- **Activity**
Go through the data that follows and restate each line exactly as it reads.

Entries taken from a collection
....................

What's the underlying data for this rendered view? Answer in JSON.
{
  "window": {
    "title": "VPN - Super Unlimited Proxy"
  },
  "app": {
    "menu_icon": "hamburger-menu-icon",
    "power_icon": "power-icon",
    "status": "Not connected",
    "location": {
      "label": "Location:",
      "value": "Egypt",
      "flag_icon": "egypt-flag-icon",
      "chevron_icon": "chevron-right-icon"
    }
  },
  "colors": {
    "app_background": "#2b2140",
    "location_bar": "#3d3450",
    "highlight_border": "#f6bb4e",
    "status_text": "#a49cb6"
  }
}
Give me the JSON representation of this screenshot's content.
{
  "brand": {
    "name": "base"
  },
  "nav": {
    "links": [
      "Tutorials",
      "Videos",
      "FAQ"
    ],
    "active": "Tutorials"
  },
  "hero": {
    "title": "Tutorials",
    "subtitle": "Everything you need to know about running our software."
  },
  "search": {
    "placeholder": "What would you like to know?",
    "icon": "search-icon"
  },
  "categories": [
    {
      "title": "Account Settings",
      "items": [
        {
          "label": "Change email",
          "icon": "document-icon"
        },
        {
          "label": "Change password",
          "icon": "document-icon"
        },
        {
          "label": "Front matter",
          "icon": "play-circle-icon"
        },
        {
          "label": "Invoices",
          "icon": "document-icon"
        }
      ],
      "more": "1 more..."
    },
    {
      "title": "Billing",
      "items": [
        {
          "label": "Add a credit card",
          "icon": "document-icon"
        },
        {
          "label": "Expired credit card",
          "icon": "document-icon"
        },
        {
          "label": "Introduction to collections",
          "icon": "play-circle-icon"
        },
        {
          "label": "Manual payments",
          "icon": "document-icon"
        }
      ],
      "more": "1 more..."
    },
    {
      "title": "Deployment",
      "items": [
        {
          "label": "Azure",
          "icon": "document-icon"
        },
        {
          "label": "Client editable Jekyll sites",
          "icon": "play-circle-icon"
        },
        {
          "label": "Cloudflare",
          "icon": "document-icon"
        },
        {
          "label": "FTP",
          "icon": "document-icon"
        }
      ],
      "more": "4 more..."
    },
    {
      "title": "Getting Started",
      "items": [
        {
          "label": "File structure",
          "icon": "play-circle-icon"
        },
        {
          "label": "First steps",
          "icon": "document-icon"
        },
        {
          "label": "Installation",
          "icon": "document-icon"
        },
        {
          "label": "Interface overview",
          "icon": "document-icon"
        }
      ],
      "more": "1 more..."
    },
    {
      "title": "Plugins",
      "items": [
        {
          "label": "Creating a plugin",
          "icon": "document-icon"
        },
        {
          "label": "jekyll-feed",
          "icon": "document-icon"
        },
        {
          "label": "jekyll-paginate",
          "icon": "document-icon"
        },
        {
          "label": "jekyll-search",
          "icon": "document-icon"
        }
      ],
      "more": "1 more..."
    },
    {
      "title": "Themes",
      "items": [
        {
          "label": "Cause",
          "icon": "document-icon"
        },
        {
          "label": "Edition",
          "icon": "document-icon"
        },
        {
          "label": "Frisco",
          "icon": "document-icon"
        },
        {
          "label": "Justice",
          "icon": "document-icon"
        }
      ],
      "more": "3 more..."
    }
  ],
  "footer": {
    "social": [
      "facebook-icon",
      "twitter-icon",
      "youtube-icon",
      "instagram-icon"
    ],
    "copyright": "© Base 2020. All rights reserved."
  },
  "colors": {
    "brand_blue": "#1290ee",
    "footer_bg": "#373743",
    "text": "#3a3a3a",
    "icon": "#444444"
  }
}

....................

- **Task answer**
What's the underlying data for this rendered view? Answer in JSON.
{
  "window": {
    "title": "VPN - Super Unlimited Proxy"
  },
  "app": {
    "menu_icon": "hamburger-menu-icon",
    "power_icon": "power-icon",
    "status": "Not connected",
    "location": {
      "label": "Location:",
      "value": "Egypt",
      "flag_icon": "egypt-flag-icon",
      "chevron_icon": "chevron-right-icon"
    }
  },
  "colors": {
    "app_background": "#2b2140",
    "location_bar": "#3d3450",
    "highlight_border": "#f6bb4e",
    "status_text": "#a49cb6"
  }
}
Give me the JSON representation of this screenshot's content.
{
  "brand": {
    "name": "base"
  },
  "nav": {
    "links": [
      "Tutorials",
      "Videos",
      "FAQ"
    ],
    "active": "Tutorials"
  },
  "hero": {
    "title": "Tutorials",
    "subtitle": "Everything you need to know about running our software."
  },
  "search": {
    "placeholder": "What would you like to know?",
    "icon": "search-icon"
  },
  "categories": [
    {
      "title": "Account Settings",
      "items": [
        {
          "label": "Change email",
          "icon": "document-icon"
        },
        {
          "label": "Change password",
          "icon": "document-icon"
        },
        {
          "label": "Front matter",
          "icon": "play-circle-icon"
        },
        {
          "label": "Invoices",
          "icon": "document-icon"
        }
      ],
      "more": "1 more..."
    },
    {
      "title": "Billing",
      "items": [
        {
          "label": "Add a credit card",
          "icon": "document-icon"
        },
        {
          "label": "Expired credit card",
          "icon": "document-icon"
        },
        {
          "label": "Introduction to collections",
          "icon": "play-circle-icon"
        },
        {
          "label": "Manual payments",
          "icon": "document-icon"
        }
      ],
      "more": "1 more..."
    },
    {
      "title": "Deployment",
      "items": [
        {
          "label": "Azure",
          "icon": "document-icon"
        },
        {
          "label": "Client editable Jekyll sites",
          "icon": "play-circle-icon"
        },
        {
          "label": "Cloudflare",
          "icon": "document-icon"
        },
        {
          "label": "FTP",
          "icon": "document-icon"
        }
      ],
      "more": "4 more..."
    },
    {
      "title": "Getting Started",
      "items": [
        {
          "label": "File structure",
          "icon": "play-circle-icon"
        },
        {
          "label": "First steps",
          "icon": "document-icon"
        },
        {
          "label": "Installation",
          "icon": "document-icon"
        },
        {
          "label": "Interface overview",
          "icon": "document-icon"
        }
      ],
      "more": "1 more..."
    },
    {
      "title": "Plugins",
      "items": [
        {
          "label": "Creating a plugin",
          "icon": "document-icon"
        },
        {
          "label": "jekyll-feed",
          "icon": "document-icon"
        },
        {
          "label": "jekyll-paginate",
          "icon": "document-icon"
        },
        {
          "label": "jekyll-search",
          "icon": "document-icon"
        }
      ],
      "more": "1 more..."
    },
    {
      "title": "Themes",
      "items": [
        {
          "label": "Cause",
          "icon": "document-icon"
        },
        {
          "label": "Edition",
          "icon": "document-icon"
        },
        {
          "label": "Frisco",
          "icon": "document-icon"
        },
        {
          "label": "Justice",
          "icon": "document-icon"
        }
      ],
      "more": "3 more..."
    }
  ],
  "footer": {
    "social": [
      "facebook-icon",
      "twitter-icon",
      "youtube-icon",
      "instagram-icon"
    ],
    "copyright": "© Base 2020. All rights reserved."
  },
  "colors": {
    "brand_blue": "#1290ee",
    "footer_bg": "#373743",
    "text": "#3a3a3a",
    "icon": "#444444"
  }
}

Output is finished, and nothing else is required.